This Grammy Award-winning, all-male vocal ensemble was established in 1978 to perform medieval and Renaissance music but now tours the world with a repertoire spanning 10 centuries. Called “the world’s reigning male chorus” by The New Yorker, Chanticleer is known around the world for its blend of voices that range from countertenor to bass. A pre-concert with the ETSU Chorale begins at 5:30 p.m., followed by the concert at 6 p.m. Admission is $30 for adults, $25 for seniors and $10 for students with ID. Contact: Mary B. Martin School of the Arts, 439-8587.
Brown Bag Dialogue
Oct. 26, 11:30 a.m., D.P. Culp Center, East Tennessee Room
“MonoRaciality vs. <, =, >, ≠, ≤, or ≥ Diversity?” is the topic of this discourse on why diversity, multiculturalism, social justice and interfaith are essential elements of civil society. Participants are invited to bring their lunch. Contact: Multicultural Affairs, 439-6633 or email@example.com.
Fossil and Artifact ID Night
Oct. 27, 4-6 p.m., ETSU and General Shale Natural History Museum and Visitor Center
Members of the community are invited to bring fossils, rocks, minerals and artifacts to be identified and photographed by the team of experts at the museum and visitor center at the Gray Fossil Site. Light refreshments will be served. Contact: Natural History Museum, 439-3659 or firstname.lastname@example.org.
ETSU Retirees Association Annual Meeting
Oct. 30, 11 a.m.-1 p.m., Johnson City Country Club
Dr. Daniel Schumaier, chair of the Tweetsie Trail, will be the guest speaker during this annual meeting and luncheon for retired faculty and staff. Music will be provided by the Men of Note from the Appalachian Express Chorus. Eastman Credit Union has pledged a donation to ETSURA to offset the luncheon expense, so the cost is $15 per person. The first 100 attendees will receive an ETSURA stadium cushion. Reservations required by Oct. 23. Contact: Human Resources, 439-5825.
Oct. 30, 7:30 p.m., Acoustic Coffeehouse Next Door, 415 W. Walnut St.

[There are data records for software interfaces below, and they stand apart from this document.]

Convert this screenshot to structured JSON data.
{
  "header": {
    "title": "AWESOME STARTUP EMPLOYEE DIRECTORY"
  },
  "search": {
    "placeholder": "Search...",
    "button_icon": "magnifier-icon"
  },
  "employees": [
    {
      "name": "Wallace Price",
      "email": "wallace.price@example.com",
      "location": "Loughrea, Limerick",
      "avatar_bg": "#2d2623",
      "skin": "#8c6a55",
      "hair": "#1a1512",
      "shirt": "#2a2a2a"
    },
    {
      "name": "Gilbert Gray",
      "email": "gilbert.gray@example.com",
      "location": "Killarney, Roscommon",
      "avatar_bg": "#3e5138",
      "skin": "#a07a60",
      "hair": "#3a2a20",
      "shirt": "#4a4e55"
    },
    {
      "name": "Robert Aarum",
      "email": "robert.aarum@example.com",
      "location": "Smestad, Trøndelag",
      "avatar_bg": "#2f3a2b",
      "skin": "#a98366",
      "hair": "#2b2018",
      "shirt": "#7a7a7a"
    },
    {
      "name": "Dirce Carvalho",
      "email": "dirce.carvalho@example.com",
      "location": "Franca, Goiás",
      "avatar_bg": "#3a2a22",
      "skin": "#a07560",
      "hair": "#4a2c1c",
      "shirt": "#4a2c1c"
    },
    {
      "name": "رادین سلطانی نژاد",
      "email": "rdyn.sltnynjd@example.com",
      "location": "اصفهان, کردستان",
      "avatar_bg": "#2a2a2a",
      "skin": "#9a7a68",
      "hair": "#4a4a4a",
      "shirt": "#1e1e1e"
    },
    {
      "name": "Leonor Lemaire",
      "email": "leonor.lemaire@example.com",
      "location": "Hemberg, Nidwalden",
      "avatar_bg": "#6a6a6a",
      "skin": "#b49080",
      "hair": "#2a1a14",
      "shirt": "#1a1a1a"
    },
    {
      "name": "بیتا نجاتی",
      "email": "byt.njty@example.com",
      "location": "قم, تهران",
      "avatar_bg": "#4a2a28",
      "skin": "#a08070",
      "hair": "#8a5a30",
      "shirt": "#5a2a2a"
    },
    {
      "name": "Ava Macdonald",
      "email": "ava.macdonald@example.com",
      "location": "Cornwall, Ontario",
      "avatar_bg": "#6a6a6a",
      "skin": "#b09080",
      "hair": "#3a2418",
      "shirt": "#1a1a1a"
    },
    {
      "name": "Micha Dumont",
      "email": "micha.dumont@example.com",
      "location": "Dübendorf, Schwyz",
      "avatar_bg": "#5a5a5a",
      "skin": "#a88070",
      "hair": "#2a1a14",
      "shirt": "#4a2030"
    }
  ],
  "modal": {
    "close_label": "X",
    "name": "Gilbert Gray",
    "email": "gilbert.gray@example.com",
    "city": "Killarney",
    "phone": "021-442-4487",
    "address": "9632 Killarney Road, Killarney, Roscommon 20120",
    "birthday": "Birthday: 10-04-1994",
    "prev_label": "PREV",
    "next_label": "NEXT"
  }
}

This performance celebrating Halloween through musical escapism and entertainment by Dada Cabaret, an ensemble comprised of ETSU music faculty members Drs. Heather Killmeyer, Stephanie Frye and Alan Stevens, along with local writer and pianist Andrew Ford. The narrative portion of this recital is for mature audiences and is not appropriate for children. Contact: Department of Music, 439-4276 or email@example.com.
At the Natural History Museum
Continuing through Nov. 11, Tuesday-Saturday, 9 a.m.-5 p.m., ETSU and General Shale Natural History Museum and Visitor Center
“Trilobite Treasures: Arthropods of the Ancient Seas” features more than 200 actual artifacts and specimens of these invertebrate animals that lived, thrived and became extinct long before the age of dinosaurs. The exhibit tells the story of the discovery, history, research and preparation of these ancient fossils from around the world and the United States. Contact: Natural History Museum, 439-3659 or firstname.lastname@example.org.
MARK YOUR CALENDARS:
Notable Women of ETSU Colloquium
Nov. 18, 5-7 p.m., D.P. Culp Center, East Tennessee Room
This annual awards program and colloquium highlight the expertise and accomplishments of women academicians at ETSU. The 2015-16 honorees will be Dr. Mary Langenbrunner, a professor in the Department of Human Development and Learning in the Claudius G. Clemmer College of Education, and Dr. Cecilia McIntosh, dean of the School of Graduate Studies and a professor in the College of Arts and Sciences’ Department of Biological Sciences. Contact: Women’s Studies Program, 439-4125 or email@example.com.
Watch ETSU’s PlanIt Calendar for more campus events. Planning an event? Be sure to enter it into the PlanIt Calendar to let folks know!